Singapore’s Lee Kuan Yew wanted India in leadership role in SE Asia
SINGAPORE: Singapore’s former Prime Minister Lee Kuan Yew, who personally knew many Indian leaders, wanted India to take a leadership role in South East Asia.
Lee, who died this week at the age of 91, personally knew many Indian leaders and most of its prime ministers, from Jawaharlal Nehru to Manmohan Singh, The Straits Times reported, reflecting on his relations with India.
During one of his meeting with Lee, Singh had sought his advice on how to handle the Chinese leadership, the report said.
As Prime Minister of independent Singapore, Lee visited India six times, during one of which he delivered Jawaharlal Nehru Memorial Lecture in New Delhi.
He first visited India in 1959 for a conference of the International Commission of Jurists.
In later years, he had become somewhat of a mentor to various leaders and hosted Rahul Gandhi, the grandson of Nehru, for a week in Singapore several years ago.
“Lee Kuan Yew was candid about India in his own characteristic way, and hoped we could rise to our real potential,” the daily quoted Tarun Vijay, ruling BJP’s Member of Parliament, as saying.
“Some of his views regarding our nationhood might be disagreed with but his heart was in India, and he genuinely wanted us to achieve our real potential,” Vijay said.
Lee had called India a “nation of unfulfilled greatness” with its potential “lain fallow, under-used”.
India’s complex caste system was an “enemy of meritocracy” and the potential of the country was bogged down by a bureaucracy “wrapped in a colonial mindset”, he had said.
In one interview, Lee said India was “not one country” but “32 separate nations”.
He was once asked if he could replicate Singapore’s success in India.

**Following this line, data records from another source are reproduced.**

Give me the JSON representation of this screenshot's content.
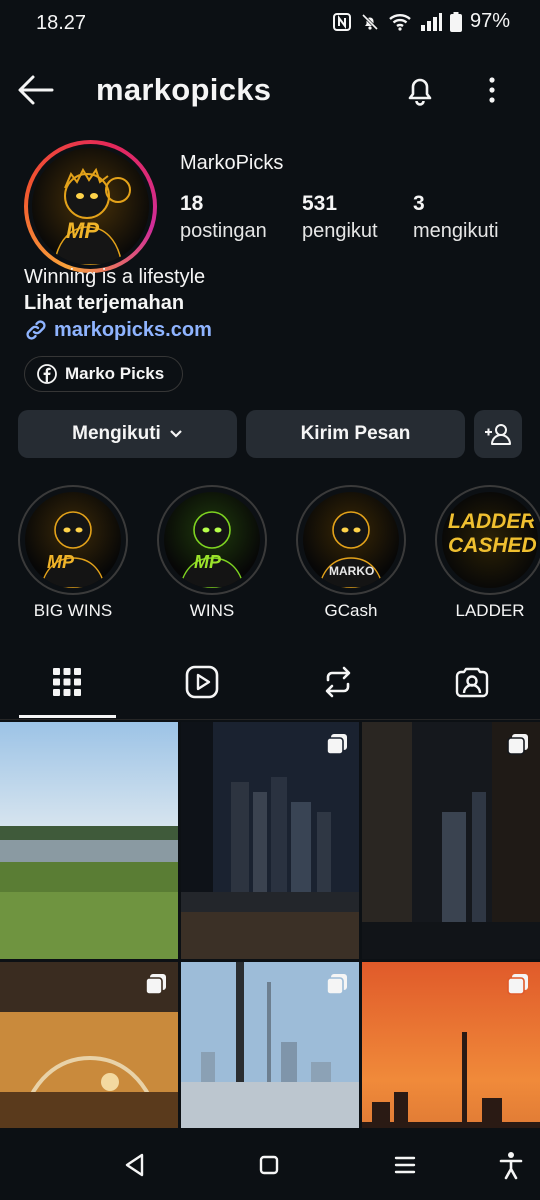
{
  "status": {
    "time": "18.27",
    "battery": "97%"
  },
  "header": {
    "username": "markopicks"
  },
  "profile": {
    "full_name": "MarkoPicks",
    "avatar_text": "MP",
    "stats": [
      {
        "value": "18",
        "label": "postingan"
      },
      {
        "value": "531",
        "label": "pengikut"
      },
      {
        "value": "3",
        "label": "mengikuti"
      }
    ],
    "bio_line": "Winning is a lifestyle",
    "translate": "Lihat terjemahan",
    "link": "markopicks.com",
    "facebook_chip": "Marko Picks"
  },
  "actions": {
    "following": "Mengikuti",
    "message": "Kirim Pesan"
  },
  "highlights": [
    {
      "label": "BIG WINS",
      "badge": "MP"
    },
    {
      "label": "WINS",
      "badge": "MP"
    },
    {
      "label": "GCash",
      "badge": "MARKO"
    },
    {
      "label": "LADDER",
      "badge": "LADDER CASHED"
    }
  ],
  "colors": {
    "background": "#0c1014",
    "button": "#262c33",
    "link": "#8fb4ff",
    "accent_gold": "#e3a21a"
  }
}
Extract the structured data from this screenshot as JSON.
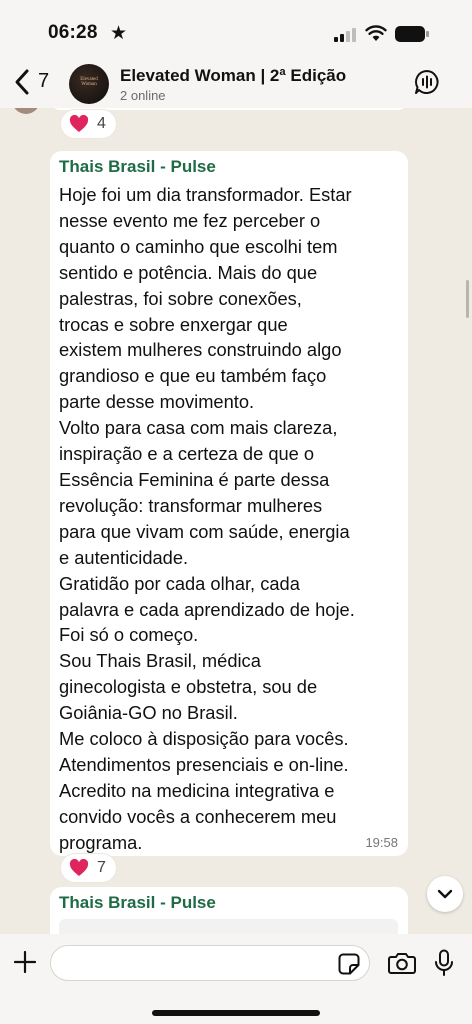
{
  "status_bar": {
    "time": "06:28",
    "star": "★"
  },
  "header": {
    "back_count": "7",
    "title": "Elevated Woman | 2ª Edição",
    "subtitle": "2 online",
    "avatar_text": "Elevated Woman"
  },
  "messages": [
    {
      "sender": "Thais Brasil - Pulse",
      "text": "Hoje foi um dia transformador. Estar\nnesse evento me fez perceber o\nquanto o caminho que escolhi tem\nsentido e potência. Mais do que\npalestras, foi sobre conexões,\ntrocas e sobre enxergar que\nexistem mulheres construindo algo\ngrandioso e que eu também faço\nparte desse movimento.\nVolto para casa com mais clareza,\ninspiração e a certeza de que o\nEssência Feminina é parte dessa\nrevolução: transformar mulheres\npara que vivam com saúde, energia\ne autenticidade.\nGratidão por cada olhar, cada\npalavra e cada aprendizado de hoje.\nFoi só o começo.\nSou Thais Brasil, médica\nginecologista e obstetra, sou de\nGoiânia-GO no Brasil.\nMe coloco à disposição para vocês.\nAtendimentos presenciais e on-line.\nAcredito na medicina integrativa e\nconvido vocês a conhecerem meu\nprograma.",
      "time": "19:58"
    },
    {
      "sender": "Thais Brasil - Pulse"
    }
  ],
  "reactions": [
    {
      "emoji": "heart",
      "count": "4"
    },
    {
      "emoji": "heart",
      "count": "7"
    }
  ],
  "composer": {
    "placeholder": ""
  },
  "colors": {
    "sender": "#1e6b45",
    "background": "#efeae2",
    "heart": "#e0245e"
  }
}
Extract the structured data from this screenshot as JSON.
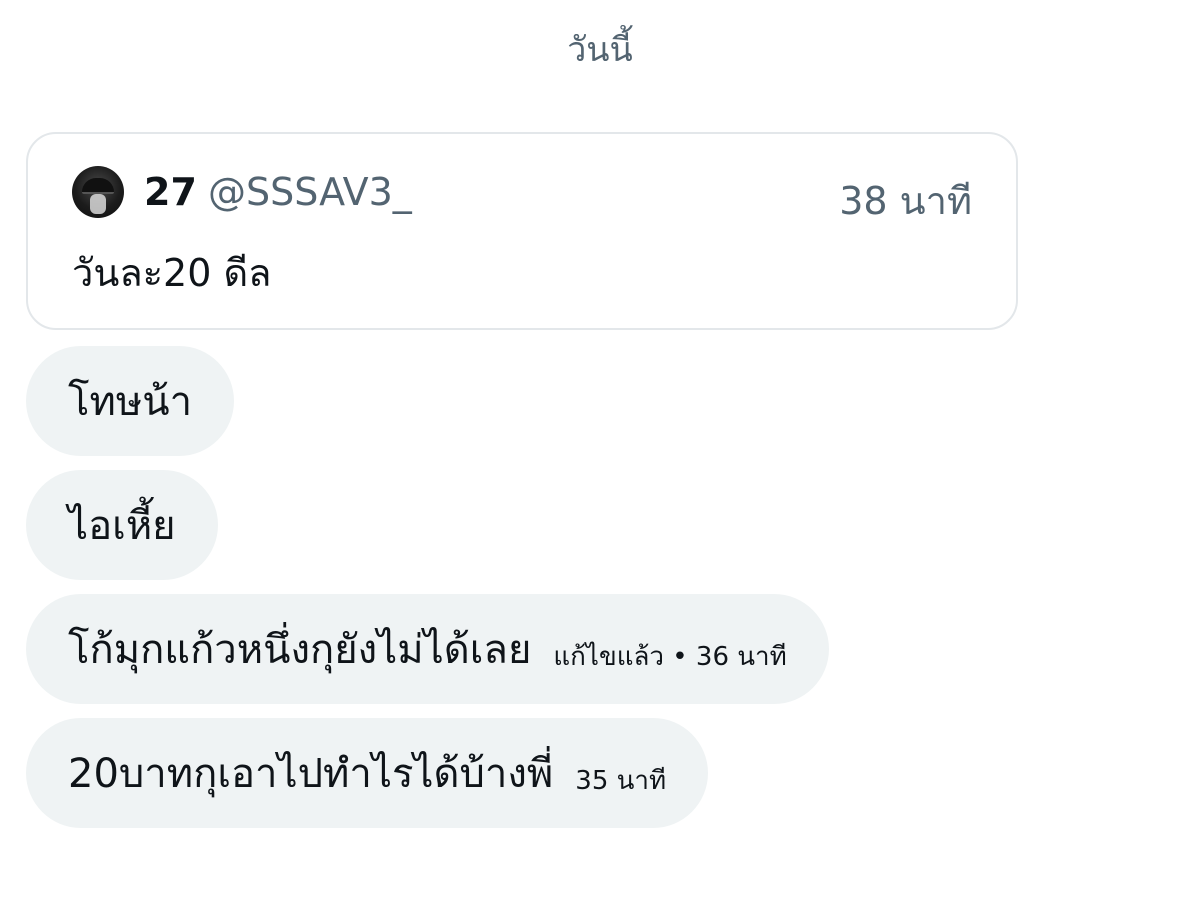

He had laughed out loud, but his answer was clear: No.
“No Single person can change India. If you compare with China, 90 per cent speak one language. It is a much easier country to lead than India. India consists of many different nation groups and dialects,” he had said.
“Lee Kuan Yew did have a high regard for India and did reach out to India. I think, towards the end, he had become quite critical,” the report quoted Sanjay Baru, who served as media advisor to former Prime Minister Singh, as saying.
“He (Lee) will be remembered as the greatest architect of Singapore. It is very impressive what he has done, though he has been accused of ruling with an iron fist. But he was able to infuse an identity of Singapore in spite of a very complex ethnic diversity,” said strategic affairs analyst C Uday Bhaskar.
Lee died on March 23 at age 91. A state funeral service will be attended by global leaders on Sunday.